A bright dot defect or hot pixel is a group of three sub-pixels (one pixel) all of whose transistors are "off" for TN panels or stuck "on" for MVA/PVA panels.[3] This allows all light to pass through to the RGB layer, creating a bright white pixel that is always on.

Partial sub-pixel defect[edit]

A partial sub-pixel defect is a manufacturing defect in which the RGB film layer was not cut properly.[3]

Tape automated bonding (TAB) fault[edit]

A tape automated bonding (TAB) fault is caused by a connection failure from the TAB that connects the transparent electrode layers to the video driver board of an LCD.[3]

TAB is one of several methods employed in the LCD-manufacturing process to electrically connect hundreds of signal paths going to the rows and columns of electrodes in layer 6 (the transparent electrode layer) in the LCD to the video integrated circuits (ICs) on the driver board that drives these electrodes.

If an LCD is subjected to physical shock, this could cause one or more TAB connections to fail inside the display. This failure is often caused by horizontally flexing the chassis (e.g. while wall-mounting or transporting a display face up/down) or simple failure of the adhesive holding the TAB against the glass. TAB faults require replacement of the LCD module itself. If these connections were to fail, the effect would be that an entire row or column of pixels would fail to activate. This causes a horizontal or vertical black line to appear on the display while the rest of the display would appear normal. The horizontal failure runs from edge-to-edge; the vertical failure runs from top-to-bottom.

Hardware manufacturers and distributors tend to claim that TAB faults, as opposed to other physical defects that may be found in an LCD, do not allow for repair.[3]

Stuck sub-pixel[edit]

A stuck sub-pixel[3] is a pixel that is always "on". This is usually caused by a transistor that is not getting any power, and is therefore continuously allowing light at that point to pass through to the RGB layer. This means that any given pixel will stay red, blue, or green, and will not change when attempting to display an image. These pixels may only show up using certain applications, or they may be on all of the time.

Manufacturer policy[edit]

In LCD manufacture, it is common for a display to be manufactured that has a number of sub-pixel defects (each pixel is composed of three primary-colored sub-pixels). The number of faulty pixels tolerated, before a screen is rejected, is dependent on the class that the manufacturer has given the display (although officially described by the ISO 13406-2 standard, not all manufacturers interpret this standard the same way, or follow it at all).

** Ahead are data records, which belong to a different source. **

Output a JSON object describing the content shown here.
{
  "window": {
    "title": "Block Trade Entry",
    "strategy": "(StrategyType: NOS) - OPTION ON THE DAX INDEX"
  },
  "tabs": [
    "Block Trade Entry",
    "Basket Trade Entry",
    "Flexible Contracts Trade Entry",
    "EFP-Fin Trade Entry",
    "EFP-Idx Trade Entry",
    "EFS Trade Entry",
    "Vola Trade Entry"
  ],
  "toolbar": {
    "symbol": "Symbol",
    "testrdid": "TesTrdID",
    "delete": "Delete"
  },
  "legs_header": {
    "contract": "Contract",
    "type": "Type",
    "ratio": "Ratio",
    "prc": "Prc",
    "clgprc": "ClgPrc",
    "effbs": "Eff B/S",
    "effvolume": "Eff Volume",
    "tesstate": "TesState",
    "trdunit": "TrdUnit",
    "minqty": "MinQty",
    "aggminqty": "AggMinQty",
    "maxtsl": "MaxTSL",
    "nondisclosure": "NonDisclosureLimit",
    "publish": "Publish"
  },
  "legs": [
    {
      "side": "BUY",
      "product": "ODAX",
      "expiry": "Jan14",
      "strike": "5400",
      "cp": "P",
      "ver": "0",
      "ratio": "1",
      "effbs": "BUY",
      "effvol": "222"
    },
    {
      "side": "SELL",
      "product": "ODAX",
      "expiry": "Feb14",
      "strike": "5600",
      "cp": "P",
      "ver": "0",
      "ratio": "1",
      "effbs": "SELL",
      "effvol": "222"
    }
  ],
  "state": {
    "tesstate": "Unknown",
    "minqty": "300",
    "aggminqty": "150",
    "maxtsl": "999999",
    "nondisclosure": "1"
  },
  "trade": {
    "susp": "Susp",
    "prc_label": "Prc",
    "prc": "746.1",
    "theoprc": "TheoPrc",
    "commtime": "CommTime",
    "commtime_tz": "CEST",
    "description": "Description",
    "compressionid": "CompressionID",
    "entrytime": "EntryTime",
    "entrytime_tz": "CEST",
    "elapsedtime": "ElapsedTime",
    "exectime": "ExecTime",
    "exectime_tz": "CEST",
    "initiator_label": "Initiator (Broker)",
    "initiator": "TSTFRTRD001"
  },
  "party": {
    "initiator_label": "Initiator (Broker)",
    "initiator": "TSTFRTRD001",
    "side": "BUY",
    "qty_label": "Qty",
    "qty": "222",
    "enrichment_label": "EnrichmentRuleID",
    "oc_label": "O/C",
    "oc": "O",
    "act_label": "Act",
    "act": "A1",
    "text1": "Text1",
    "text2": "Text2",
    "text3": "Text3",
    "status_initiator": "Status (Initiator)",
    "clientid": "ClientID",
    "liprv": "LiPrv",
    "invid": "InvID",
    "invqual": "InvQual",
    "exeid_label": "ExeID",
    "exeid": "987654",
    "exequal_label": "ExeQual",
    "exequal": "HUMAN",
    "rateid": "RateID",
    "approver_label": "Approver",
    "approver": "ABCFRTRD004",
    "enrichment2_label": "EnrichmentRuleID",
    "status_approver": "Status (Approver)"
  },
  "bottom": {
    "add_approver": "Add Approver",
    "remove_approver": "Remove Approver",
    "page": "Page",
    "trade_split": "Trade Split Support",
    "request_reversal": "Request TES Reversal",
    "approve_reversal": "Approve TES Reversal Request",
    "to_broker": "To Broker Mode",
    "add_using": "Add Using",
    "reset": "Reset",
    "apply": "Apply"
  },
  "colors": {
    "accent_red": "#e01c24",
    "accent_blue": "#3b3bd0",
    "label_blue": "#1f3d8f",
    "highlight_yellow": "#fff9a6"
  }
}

Some manufacturers have a zero-tolerance policy with regard to LCD screens, rejecting all units found to have any number of (sub-)pixel defects. Displays meeting this standard are deemed Class I. Other manufacturers reject displays according to the number of total defects, the number of defects in a given group (e.g. one dead pixel or three stuck sub-pixels in a five-by-five pixel area), or other criteria.

In some cases, a manufacturer sends all screens to sale, and then replaces the screen if the customer reports the unit as faulty, and the defective pixels meet their minimum requirements for return.[1] Some screens come with a leaflet stating how many dead pixels they are allowed to have before the owner can send them back to the manufacturer. Dead pixels may tend to occur in clusters; in most cases, displays with such a cluster problem can be sent back to the manufacturer.

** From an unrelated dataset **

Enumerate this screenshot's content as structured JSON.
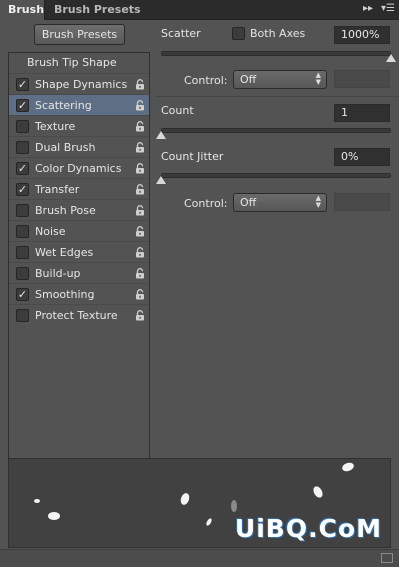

See also[edit]

  • ISO 13406-2, the ISO standard that defines classes of devices, based on a certain maximum number of defective pixels

References[edit]

  1. ^ a b Alzieu, Vincent (22 May 2007). "A look into dead pixels". BeHardware.com. Archived from the original on 27 February 2015. Retrieved 9 June 2016.
  2. ^ About article discussing pixel defects
  3. ^ a b c d e f Apple Technician Training

External links[edit]